So Abram asks Lot to choose a place to take his wealth.  Lot looks around. His eyes are immediately attracted to the valley of the Jordan.  It is green. It is lush. The cities of the plain, Sodom and Gommorah, gleam in the sunlight. “I’ll take that way!” Lot exclaims.

Author Ben Patterson writes: “Abram’s nephew… Lot appears to be the man with all the experience and Abram appears to be the man with all the money.  At first glance it seems that Lot walks away with all of the money and all Abram walks away with is a very bitter experience.”  But that is only what it looks like on the surface.  Verse 10 reminds the reader that “…this was before the Lord destroyed Sodom and Gomorrah.”  More on this later.

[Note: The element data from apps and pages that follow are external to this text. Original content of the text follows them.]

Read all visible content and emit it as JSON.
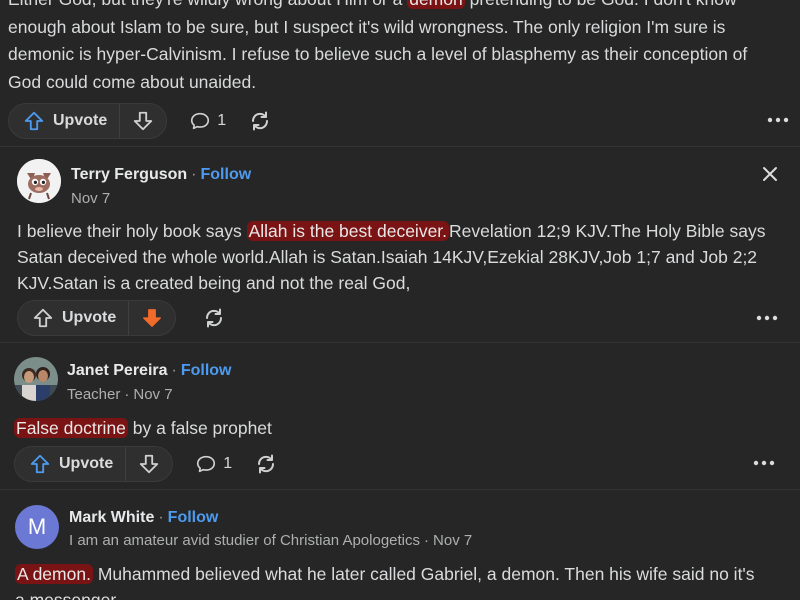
{
  "parent_answer": {
    "text_lines": [
      {
        "before": "Either God, but they're wildly wrong about Him or a ",
        "highlight": "demon",
        "after": " pretending to be God. I don't know"
      },
      {
        "before": "enough about Islam to be sure, but I suspect it's wild wrongness. The only religion I'm sure is",
        "highlight": "",
        "after": ""
      },
      {
        "before": "demonic is hyper-Calvinism. I refuse to believe such a level of blasphemy as their conception of",
        "highlight": "",
        "after": ""
      },
      {
        "before": "God could come about unaided.",
        "highlight": "",
        "after": ""
      }
    ],
    "upvote_label": "Upvote",
    "comment_count": "1"
  },
  "comments": [
    {
      "author": "Terry Ferguson",
      "follow_label": "Follow",
      "credential": "",
      "date": "Nov 7",
      "line1_before": "I believe their holy book says ",
      "line1_highlight": "Allah is the best deceiver.",
      "line1_after": "Revelation 12;9 KJV.The Holy Bible says",
      "line2": "Satan deceived the whole world.Allah is Satan.Isaiah 14KJV,Ezekial 28KJV,Job 1;7 and Job 2;2",
      "line3": "KJV.Satan is a created being and not the real God,",
      "upvote_label": "Upvote",
      "downvoted": true
    },
    {
      "author": "Janet Pereira",
      "follow_label": "Follow",
      "credential": "Teacher",
      "date": "Nov 7",
      "line1_highlight": "False doctrine",
      "line1_after": " by a false prophet",
      "upvote_label": "Upvote",
      "comment_count": "1"
    },
    {
      "author": "Mark White",
      "follow_label": "Follow",
      "credential": "I am an amateur avid studier of Christian Apologetics",
      "date": "Nov 7",
      "avatar_letter": "M",
      "line1_highlight": "A demon.",
      "line1_after": " Muhammed believed what he later called Gabriel, a demon. Then his wife said no it's",
      "line2": "a messenger."
    }
  ],
  "colors": {
    "accent_blue": "#4d9bf0",
    "downvote_orange": "#f06b2a",
    "highlight_red": "#7a1414",
    "avatar_purple": "#6b78d4"
  }
}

Contrast Abram who chooses the way of the friend.  His faith actually helps to solve strife.  Abram gives Lot the free choice of the land.  This was not something he needed to do.  Abram had the right to make the first choice.  But faith does not selfishly seek it’s own desires.  Faith doesn’t hoard in fear, but gives with liberality.  Abram displays trust in a God he knew would supply his every need.

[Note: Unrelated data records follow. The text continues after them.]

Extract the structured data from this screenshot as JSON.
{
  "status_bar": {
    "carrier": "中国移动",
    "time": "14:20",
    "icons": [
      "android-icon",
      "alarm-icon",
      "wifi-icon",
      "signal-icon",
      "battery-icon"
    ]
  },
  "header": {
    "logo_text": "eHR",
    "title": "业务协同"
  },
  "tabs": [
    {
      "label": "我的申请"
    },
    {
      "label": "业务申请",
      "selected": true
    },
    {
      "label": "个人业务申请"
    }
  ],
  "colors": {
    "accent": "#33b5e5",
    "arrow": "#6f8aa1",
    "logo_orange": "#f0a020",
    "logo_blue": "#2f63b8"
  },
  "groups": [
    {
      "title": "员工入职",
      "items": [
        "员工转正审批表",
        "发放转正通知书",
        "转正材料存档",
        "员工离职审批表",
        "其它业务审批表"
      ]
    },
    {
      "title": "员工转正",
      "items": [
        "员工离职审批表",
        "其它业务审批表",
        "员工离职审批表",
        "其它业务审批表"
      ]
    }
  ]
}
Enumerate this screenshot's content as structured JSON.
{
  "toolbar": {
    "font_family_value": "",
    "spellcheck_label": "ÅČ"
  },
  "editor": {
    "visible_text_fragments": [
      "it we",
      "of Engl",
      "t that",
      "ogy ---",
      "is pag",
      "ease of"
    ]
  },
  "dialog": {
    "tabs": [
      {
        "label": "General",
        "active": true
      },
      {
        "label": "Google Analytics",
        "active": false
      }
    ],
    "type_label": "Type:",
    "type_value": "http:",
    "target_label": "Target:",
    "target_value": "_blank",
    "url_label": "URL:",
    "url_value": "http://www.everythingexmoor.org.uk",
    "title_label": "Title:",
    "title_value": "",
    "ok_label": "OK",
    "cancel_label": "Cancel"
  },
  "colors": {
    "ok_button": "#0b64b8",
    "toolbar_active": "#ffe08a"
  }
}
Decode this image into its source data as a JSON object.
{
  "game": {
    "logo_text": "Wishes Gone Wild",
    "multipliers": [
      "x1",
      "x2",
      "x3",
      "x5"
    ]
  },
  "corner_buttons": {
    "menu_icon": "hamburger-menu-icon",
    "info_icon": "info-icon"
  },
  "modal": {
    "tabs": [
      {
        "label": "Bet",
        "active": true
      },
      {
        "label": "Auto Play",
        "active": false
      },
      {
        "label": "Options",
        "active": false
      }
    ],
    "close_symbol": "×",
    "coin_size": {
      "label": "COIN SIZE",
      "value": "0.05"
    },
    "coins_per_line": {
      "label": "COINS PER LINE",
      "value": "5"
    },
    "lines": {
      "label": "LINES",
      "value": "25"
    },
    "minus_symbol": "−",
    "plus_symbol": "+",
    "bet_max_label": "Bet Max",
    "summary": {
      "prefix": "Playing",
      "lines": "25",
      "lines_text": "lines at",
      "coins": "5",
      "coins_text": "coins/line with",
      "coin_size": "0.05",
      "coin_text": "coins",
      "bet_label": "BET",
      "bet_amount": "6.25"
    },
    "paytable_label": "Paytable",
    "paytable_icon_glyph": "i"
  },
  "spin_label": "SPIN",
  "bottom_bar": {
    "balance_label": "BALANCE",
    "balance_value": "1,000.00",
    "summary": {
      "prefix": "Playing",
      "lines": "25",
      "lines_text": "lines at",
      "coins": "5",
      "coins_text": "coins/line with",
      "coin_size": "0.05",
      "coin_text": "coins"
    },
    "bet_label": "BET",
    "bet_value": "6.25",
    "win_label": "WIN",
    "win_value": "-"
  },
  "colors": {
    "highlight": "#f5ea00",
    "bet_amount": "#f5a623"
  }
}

Now Decisions made in faith are often difficult at first.  Feeding his cattle on those barren hills could not have been pleasant for Abram.  But he had a promise from God that one day, all the land would be his.  After Abram’s courageous compromise with Lot, God confirms his promise to Abram in verses 14-17:  “The Lord said to Abram, after Lot had separated from him, ‘Now lift up your eyes and look from the place where you are, northward and southward and eastward and westward; for all the land which you see, I will give to you and to your descendants forever.  I will make your descendants as the dust of the earth, so that if anyone can number the dust of the earth, then your descendants can also be numbered.  Arise, walk about the land through its length and breadth; for I will give it you you.”

We see here a contrast between Abram and Lot.  Abram was told to lift up his eyes and look. (13:14)  Lot looked up himself. (13:10)   The Lord said he would give Abram the land.  Lot just took it.   Joy in living comes when we don’t demand but humbly receive what’s coming to us.  Receiving what God gives us with thanksgiving floods our hearts with joy.

So… Regarding Money:  do you choose to be a friend or a foe?  Generosity marks the path of joy.

Blessings!